Reducing distracted driving requires a dose of creativity
Distracted driving plays a role in thousands of deaths and hundreds of thousands of injuries each year. And despite near-universal disapproval of texting and emailing behind the wheel, roughly one-third of all drivers do it anyway. Now Jay Winsten, Frank Stanton Director of the Harvard School of Public Health’s Center for Health Communication, plans to start a campaign against distracted driving. Texting and cellphone use will be the main focus of the campaign, although other distractions—like programming a GPS or fiddling with a child’s entertainment center—will also be targeted.
Winsten, who spearheaded the successful “designated driver” campaign in the late 1980s and early 1990s to reduce drunk driving, thinks that messages against distracted driving—on television shows, movies, websites, or social media—will eventually change social norms about the acceptability of emailing or texting behind the wheel. And, as he did with the distracted driving campaign, Winsten hopes to enlist the creative talents of Hollywood to get the message out.

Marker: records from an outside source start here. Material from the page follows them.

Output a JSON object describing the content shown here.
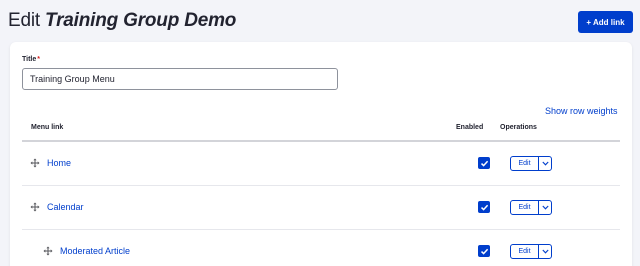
{
  "header": {
    "title_prefix": "Edit",
    "title_emphasis": "Training Group Demo",
    "add_link_label": "+ Add link"
  },
  "form": {
    "title_label": "Title",
    "required_mark": "*",
    "title_value": "Training Group Menu"
  },
  "table": {
    "row_weights_link": "Show row weights",
    "columns": {
      "menu_link": "Menu link",
      "enabled": "Enabled",
      "operations": "Operations"
    },
    "rows": [
      {
        "label": "Home",
        "enabled": true,
        "operation": "Edit",
        "depth": 0
      },
      {
        "label": "Calendar",
        "enabled": true,
        "operation": "Edit",
        "depth": 0
      },
      {
        "label": "Moderated Article",
        "enabled": true,
        "operation": "Edit",
        "depth": 1
      }
    ]
  },
  "colors": {
    "accent": "#003ecc",
    "background": "#f3f4f9",
    "card": "#ffffff",
    "required": "#d72222"
  },
  "icons": {
    "drag": "drag-handle-icon",
    "check": "checkmark-icon",
    "toggle": "chevron-down-icon"
  }
}
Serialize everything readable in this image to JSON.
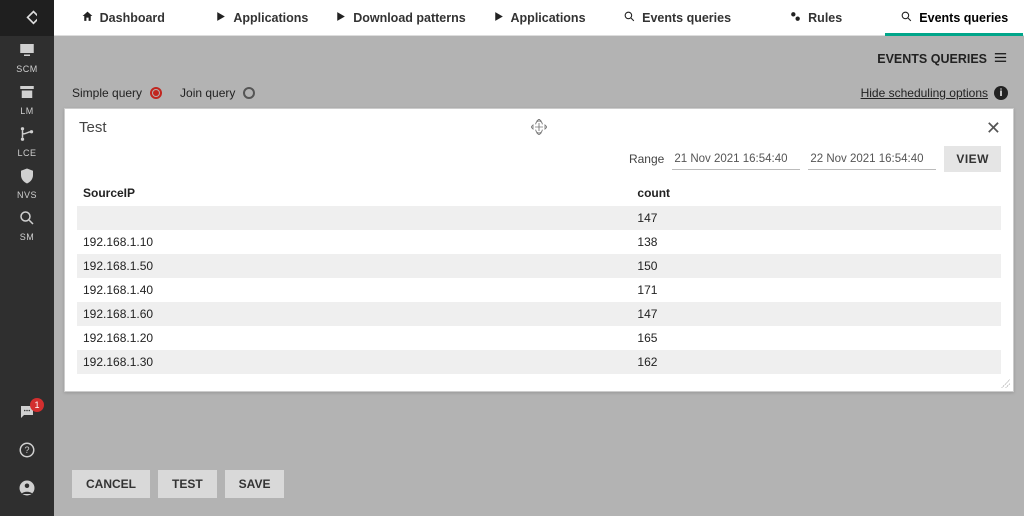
{
  "sidebar": {
    "items": [
      {
        "label": "SCM"
      },
      {
        "label": "LM"
      },
      {
        "label": "LCE"
      },
      {
        "label": "NVS"
      },
      {
        "label": "SM"
      }
    ],
    "chat_badge": "1"
  },
  "topnav": {
    "tabs": [
      {
        "label": "Dashboard"
      },
      {
        "label": "Applications"
      },
      {
        "label": "Download patterns"
      },
      {
        "label": "Applications"
      },
      {
        "label": "Events queries"
      },
      {
        "label": "Rules"
      },
      {
        "label": "Events queries"
      }
    ]
  },
  "subheader": {
    "title": "EVENTS QUERIES"
  },
  "mode": {
    "simple_label": "Simple query",
    "join_label": "Join query"
  },
  "scheduling": {
    "label": "Hide scheduling options"
  },
  "panel": {
    "title": "Test",
    "range_label": "Range",
    "range_from": "21 Nov 2021 16:54:40",
    "range_to": "22 Nov 2021 16:54:40",
    "view_label": "VIEW",
    "columns": {
      "ip": "SourceIP",
      "count": "count"
    },
    "rows": [
      {
        "ip": "",
        "count": "147"
      },
      {
        "ip": "192.168.1.10",
        "count": "138"
      },
      {
        "ip": "192.168.1.50",
        "count": "150"
      },
      {
        "ip": "192.168.1.40",
        "count": "171"
      },
      {
        "ip": "192.168.1.60",
        "count": "147"
      },
      {
        "ip": "192.168.1.20",
        "count": "165"
      },
      {
        "ip": "192.168.1.30",
        "count": "162"
      }
    ]
  },
  "footer": {
    "cancel": "CANCEL",
    "test": "TEST",
    "save": "SAVE"
  }
}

“People connect to fictional characters, and become engaged in the story lines,” Winsten said in a May 20, 2013 Harvard Gazette article. “A substantial body of research on social learning has demonstrated that the modeling of behavior through entertainment programming can strongly influence social norms and behavior.”